New molecular and bioinformatic approaches have advanced understanding of how molecular pathways are affected by exposure and the molecular networks involved in disease. However, these advances are often not yet deemed sufficient to establish causality for public health risk assessments; regulators still rely primarily on traditional apical endpoints, such as those endpoints observed in animal studies.
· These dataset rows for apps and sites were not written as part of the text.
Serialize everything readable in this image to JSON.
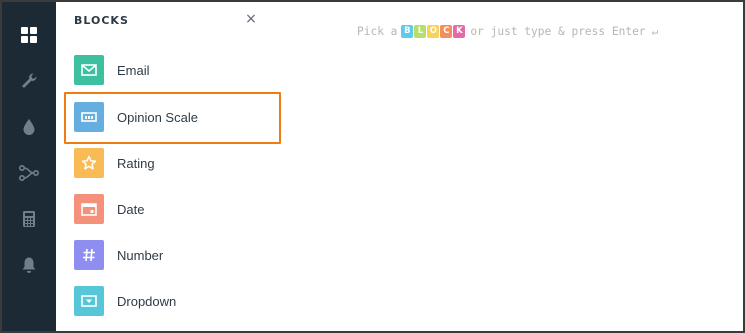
{
  "toolbar": {
    "items": [
      {
        "icon": "blocks-grid-icon",
        "active": true
      },
      {
        "icon": "wrench-icon",
        "active": false
      },
      {
        "icon": "drop-icon",
        "active": false
      },
      {
        "icon": "logic-branch-icon",
        "active": false
      },
      {
        "icon": "calculator-icon",
        "active": false
      },
      {
        "icon": "bell-icon",
        "active": false
      }
    ]
  },
  "panel": {
    "title": "BLOCKS",
    "close_symbol": "×",
    "blocks": [
      {
        "label": "Email",
        "icon": "email-icon",
        "color": "#3cc0a0"
      },
      {
        "label": "Opinion Scale",
        "icon": "opinion-scale-icon",
        "color": "#64aee0"
      },
      {
        "label": "Rating",
        "icon": "star-icon",
        "color": "#f9bb55"
      },
      {
        "label": "Date",
        "icon": "calendar-icon",
        "color": "#f5907a"
      },
      {
        "label": "Number",
        "icon": "hash-icon",
        "color": "#8e8ef0"
      },
      {
        "label": "Dropdown",
        "icon": "dropdown-icon",
        "color": "#56c7d9"
      }
    ],
    "selected": "Opinion Scale",
    "highlight_color": "#ee7d10"
  },
  "hint": {
    "prefix": "Pick a",
    "badge_letters": [
      {
        "char": "B",
        "color": "#5fcbe9"
      },
      {
        "char": "L",
        "color": "#b6df6a"
      },
      {
        "char": "O",
        "color": "#f7d35a"
      },
      {
        "char": "C",
        "color": "#f58e5e"
      },
      {
        "char": "K",
        "color": "#e66aa7"
      }
    ],
    "suffix": "or just type & press Enter",
    "enter_symbol": "↵"
  }
}
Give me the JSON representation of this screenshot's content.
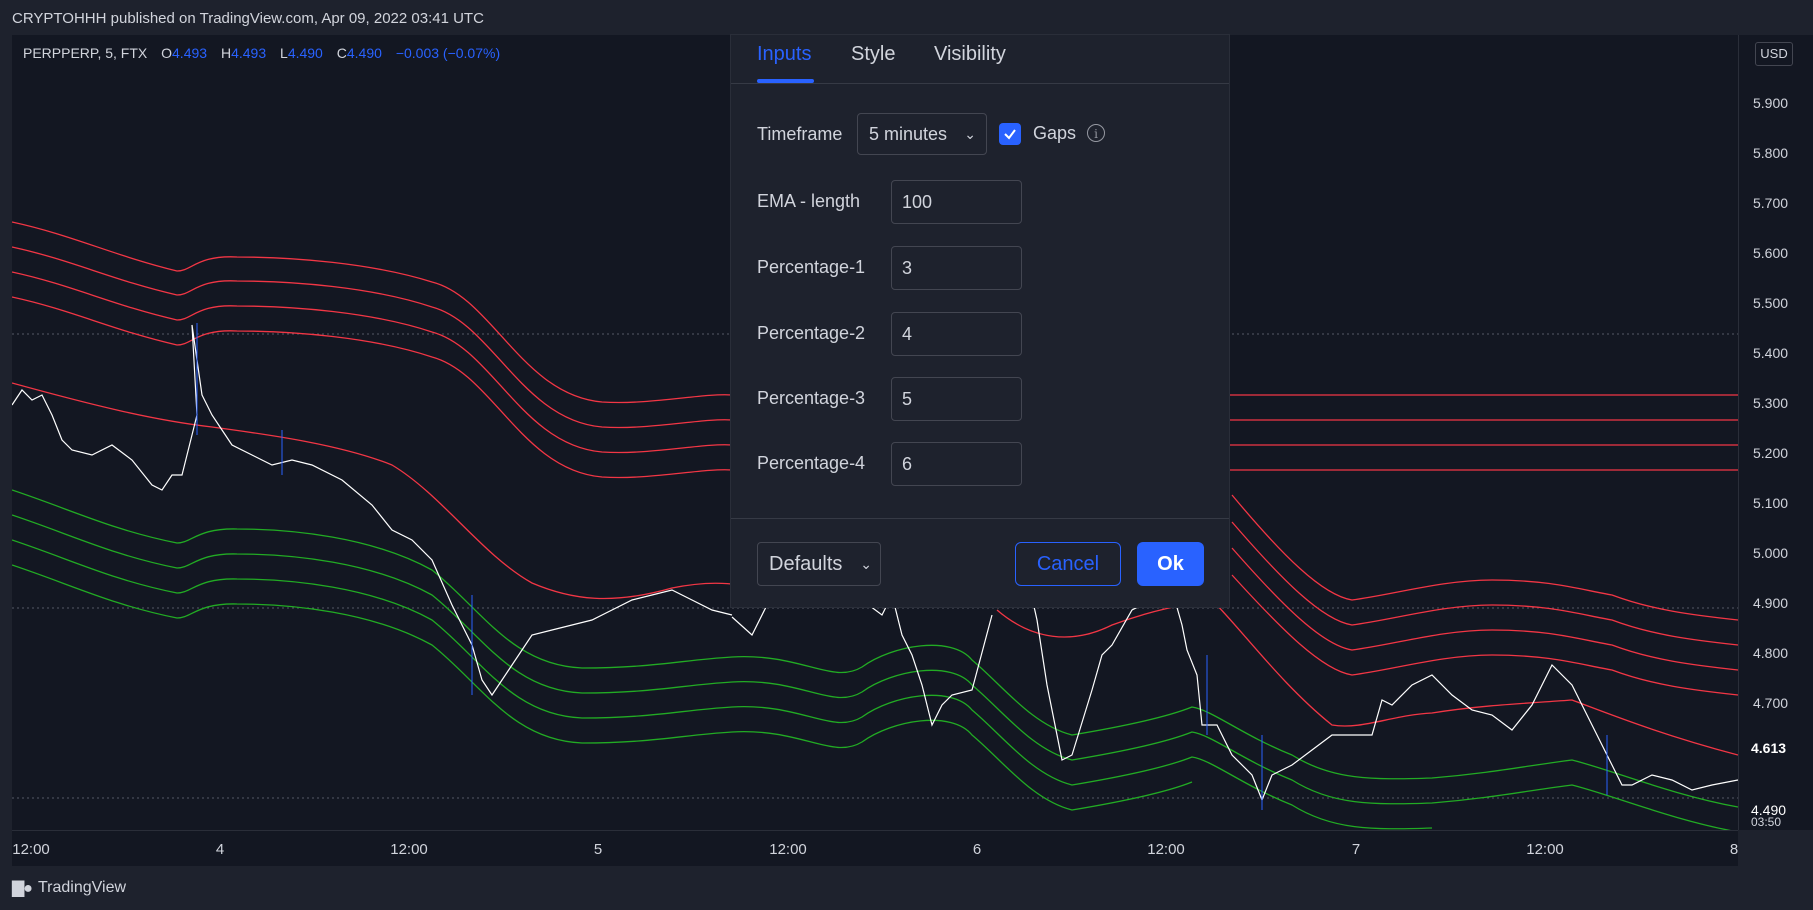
{
  "header": {
    "published": "CRYPTOHHH published on TradingView.com, Apr 09, 2022 03:41 UTC"
  },
  "legend": {
    "symbol": "PERPPERP, 5, FTX",
    "open_label": "O",
    "open": "4.493",
    "high_label": "H",
    "high": "4.493",
    "low_label": "L",
    "low": "4.490",
    "close_label": "C",
    "close": "4.490",
    "change": "−0.003 (−0.07%)"
  },
  "price_axis": {
    "currency": "USD",
    "ticks": [
      "5.900",
      "5.800",
      "5.700",
      "5.600",
      "5.500",
      "5.400",
      "5.300",
      "5.200",
      "5.100",
      "5.000",
      "4.900",
      "4.800",
      "4.700"
    ],
    "last_price": "4.613",
    "current_price": "4.490",
    "countdown": "03:50"
  },
  "time_axis": {
    "ticks": [
      "12:00",
      "4",
      "12:00",
      "5",
      "12:00",
      "6",
      "12:00",
      "7",
      "12:00",
      "8"
    ]
  },
  "brand": {
    "name": "TradingView"
  },
  "dialog": {
    "tabs": [
      "Inputs",
      "Style",
      "Visibility"
    ],
    "timeframe_label": "Timeframe",
    "timeframe_value": "5 minutes",
    "gaps_label": "Gaps",
    "gaps_checked": true,
    "fields": [
      {
        "label": "EMA - length",
        "value": "100"
      },
      {
        "label": "Percentage-1",
        "value": "3"
      },
      {
        "label": "Percentage-2",
        "value": "4"
      },
      {
        "label": "Percentage-3",
        "value": "5"
      },
      {
        "label": "Percentage-4",
        "value": "6"
      }
    ],
    "defaults_label": "Defaults",
    "cancel_label": "Cancel",
    "ok_label": "Ok"
  },
  "colors": {
    "accent": "#2962ff",
    "bands_upper": "#f23645",
    "bands_lower": "#22ab24",
    "candles": "#ffffff"
  }
}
This workshop discussed the current thinking surrounding causal models, how novel approaches and tools are relevant for environmental health, and how they can be incorporated into the decision making process. Held in Washington, DC and webcast, this workshop brought together leading environmental health experts, toxicologists, statisticians, sociologists, epidemiologists, regulators and experts from other fields that utilize different data streams for establishing causality in complex systems.


This National Academy of Sciences activity was sponsored by the National Institutes of Environmental Health Sciences (NIEHS).
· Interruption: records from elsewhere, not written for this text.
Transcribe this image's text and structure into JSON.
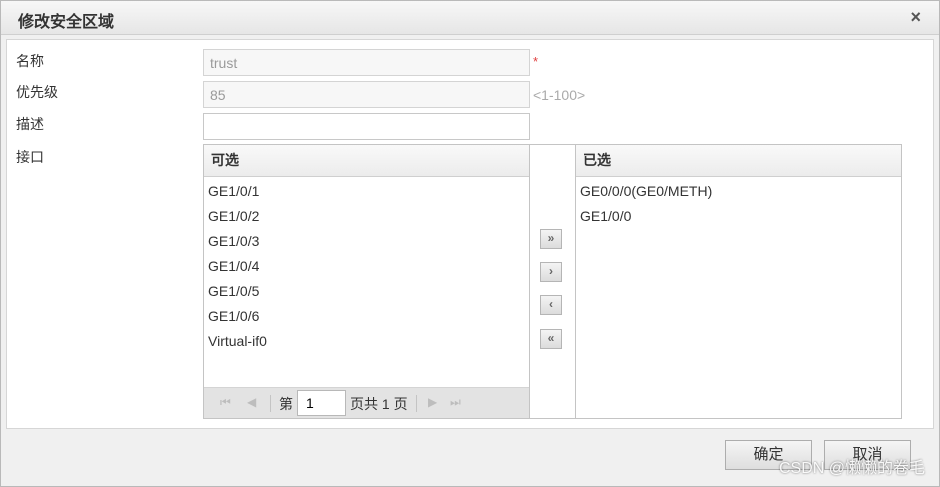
{
  "dialog": {
    "title": "修改安全区域",
    "close_glyph": "×"
  },
  "form": {
    "name_label": "名称",
    "name_value": "trust",
    "required_mark": "*",
    "priority_label": "优先级",
    "priority_value": "85",
    "priority_range": "<1-100>",
    "desc_label": "描述",
    "desc_value": "",
    "interface_label": "接口"
  },
  "available": {
    "header": "可选",
    "items": [
      "GE1/0/1",
      "GE1/0/2",
      "GE1/0/3",
      "GE1/0/4",
      "GE1/0/5",
      "GE1/0/6",
      "Virtual-if0"
    ]
  },
  "pager": {
    "first_glyph": "⏮",
    "prev_glyph": "◀",
    "next_glyph": "▶",
    "last_glyph": "⏭",
    "page_prefix": "第",
    "page_value": "1",
    "page_suffix": "页共 1 页"
  },
  "movers": {
    "add_all": "»",
    "add": "›",
    "remove": "‹",
    "remove_all": "«"
  },
  "selected": {
    "header": "已选",
    "items": [
      "GE0/0/0(GE0/METH)",
      "GE1/0/0"
    ]
  },
  "footer": {
    "ok_label": "确定",
    "cancel_label": "取消"
  },
  "watermark": "CSDN @懒懒的卷毛"
}
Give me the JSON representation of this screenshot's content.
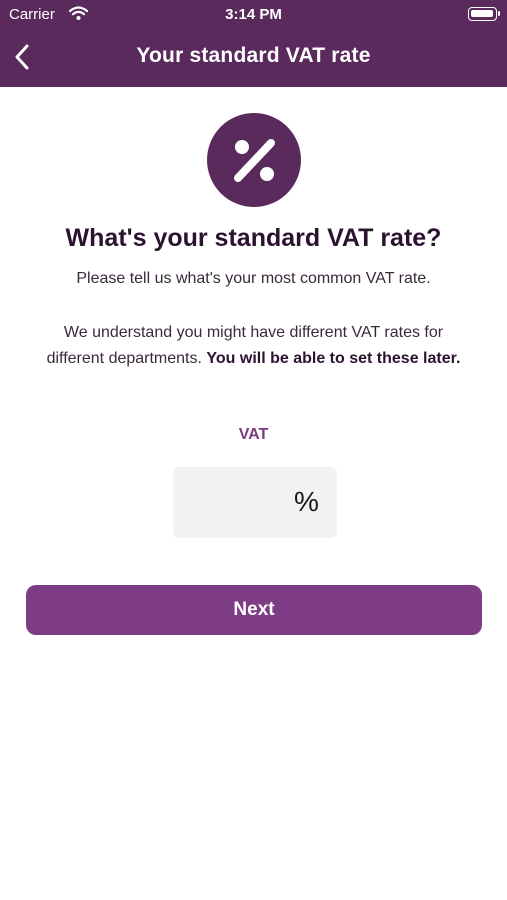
{
  "status_bar": {
    "carrier": "Carrier",
    "time": "3:14 PM",
    "wifi_icon": "wifi-icon",
    "battery_icon": "battery-icon"
  },
  "nav": {
    "title": "Your standard VAT rate",
    "back_icon": "chevron-left-icon"
  },
  "hero": {
    "icon": "percent-icon"
  },
  "content": {
    "question": "What's your standard VAT rate?",
    "subtitle": "Please tell us what's your most common VAT rate.",
    "explanation_regular": "We understand you might have different VAT rates for different departments. ",
    "explanation_bold": "You will be able to set these later."
  },
  "form": {
    "vat_label": "VAT",
    "vat_value": "",
    "vat_suffix": "%"
  },
  "actions": {
    "next_label": "Next"
  },
  "colors": {
    "header": "#5a2a5c",
    "accent": "#7e3c84",
    "label": "#7b3b7e",
    "field_bg": "#f2f2f2"
  }
}
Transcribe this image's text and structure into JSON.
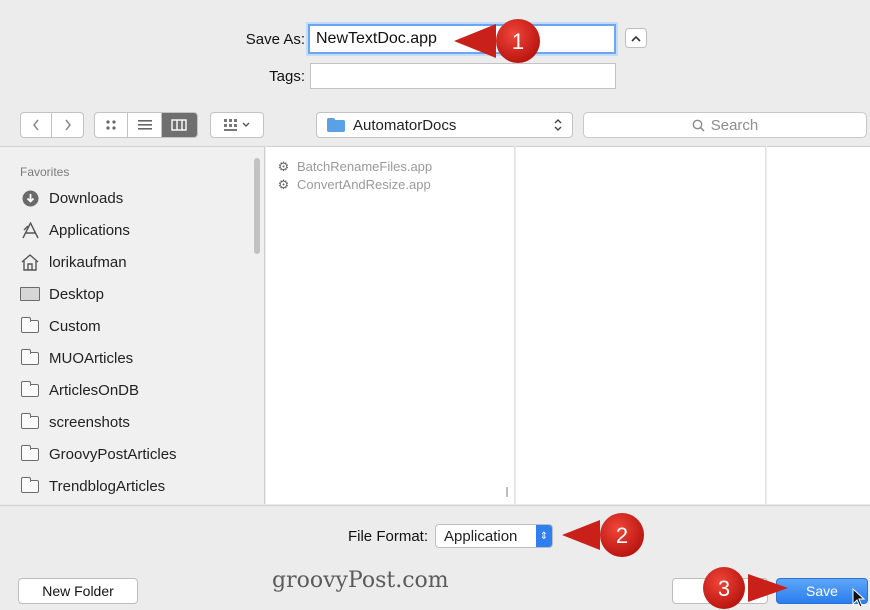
{
  "save_as": {
    "label": "Save As:",
    "value": "NewTextDoc.app"
  },
  "tags": {
    "label": "Tags:",
    "value": ""
  },
  "toolbar": {
    "location": "AutomatorDocs",
    "search_placeholder": "Search"
  },
  "sidebar": {
    "heading": "Favorites",
    "items": [
      {
        "label": "Downloads",
        "icon": "downloads-icon"
      },
      {
        "label": "Applications",
        "icon": "applications-icon"
      },
      {
        "label": "lorikaufman",
        "icon": "home-icon"
      },
      {
        "label": "Desktop",
        "icon": "desktop-icon"
      },
      {
        "label": "Custom",
        "icon": "folder-icon"
      },
      {
        "label": "MUOArticles",
        "icon": "folder-icon"
      },
      {
        "label": "ArticlesOnDB",
        "icon": "folder-icon"
      },
      {
        "label": "screenshots",
        "icon": "folder-icon"
      },
      {
        "label": "GroovyPostArticles",
        "icon": "folder-icon"
      },
      {
        "label": "TrendblogArticles",
        "icon": "folder-icon"
      }
    ]
  },
  "files": [
    {
      "label": "BatchRenameFiles.app",
      "icon": "automator-app-icon"
    },
    {
      "label": "ConvertAndResize.app",
      "icon": "automator-app-icon"
    }
  ],
  "file_format": {
    "label": "File Format:",
    "value": "Application"
  },
  "buttons": {
    "new_folder": "New Folder",
    "save": "Save"
  },
  "watermark": "groovyPost.com",
  "callouts": [
    "1",
    "2",
    "3"
  ],
  "colors": {
    "callout_red": "#d9231d",
    "accent_blue": "#2a7df0"
  }
}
Final agenda book



Video Playlist (YouTube)

  • Welcome—Kimberly Thigpen Tart, National Institute of Environmental Health Sciences // download PDF
  • Opening Remarks—Kim Boekelheide, Brown University, Standing Committee Co-Chair // download PDF
  • Causal Inference: New Data, An Old Problem— Jonathan Samet, University of Southern California Institute for Global Health // download PDF
  • Causal Inference from Data—Philip Stark, University of California, Berkeley // PDF not available
  • Causal Models in Epidemiology—Paolo Vineis, Imperial College London  // download PDF
  • The Key Characteristics of Carcinogens—Martyn Smith, University of California, Berkeley, School of Public Health // PDF not available
  • Inferring Causality in Observational Epidemiology: Breast Cancer Risk as an Example—Mary Beth Terry, Columbia University Mailman School of Public Health // download PDF
  • Determining Causality in Obesity—Jessie Buckley, Johns Hopkins Bloomberg School of Public Health //download PDF
  • The Negative Control Approach to Detect and Correct for Unobserved Confounding—Eric Tchetgen Tchetgen, Harvard T.H Chan School of Public Health //  download PDF
  • 20th Century Causality Frameworks Are Evolving To Fit 21st Century Data—Vincent Cogliano, U.S. Environmental Protection Agency // PDF not available
  • The AOP Framework and Causality: Meeting Chemical Risk Assessment Challenges in the 21st Century—Gerald Ankley, U.S. Environmental Protection Agency // PDF not available
  • Computational Causal Discovery—Richard Scheines, Carnegie Mellon University // PDF not available
  • A Big Tech Approach to a “Small” Problem: Microbiome Characterization of Raw Food Ingredients to Improve Food Safety—Kristen Beck, IBM Watson // PDF not available
  • Day 2, Welcome—Gary Miller, Emory University //download PDF
  • Debate Scenario 1: Mercury and Cardiovascular Health
    – Gary Ginsberg, Connecticut Department of Public Health //  download PDF
    – Melissa Perry, George Washington University //  download PDF
  • Debate Scenario 2: Application of Read-Across Using in vitro Data in Dodecylphenol Risk Assessment // download PDF
    − Lesa Aylward, Summit Toxicology, LLP  // watch video
    − Patrick McMullen, ScitoVation // watch video
    Debate 2 Q&A // watch video
  • Debate Scenario 3: Application of Human CellBased Assays in Toxicity Testing
    − Reza Rasoulpour, Dow AgroSciences // download PDF
    − Norbert Kaminski, Michigan State University // download PDF
    Debate 3 Q&A // watch video
  • Panel Discussion to Identify Unifying Themes − Gary Ginsberg, Connecticut Department of Public Health; Melissa Perry, George Washington University; Lesa Aylward, Summit Toxicology, LLP; Patrick McMullen, ScitoVation; Reza Rasoulpour, Dow AgroSciences; Norbert Kaminski, Michigan State University // watch video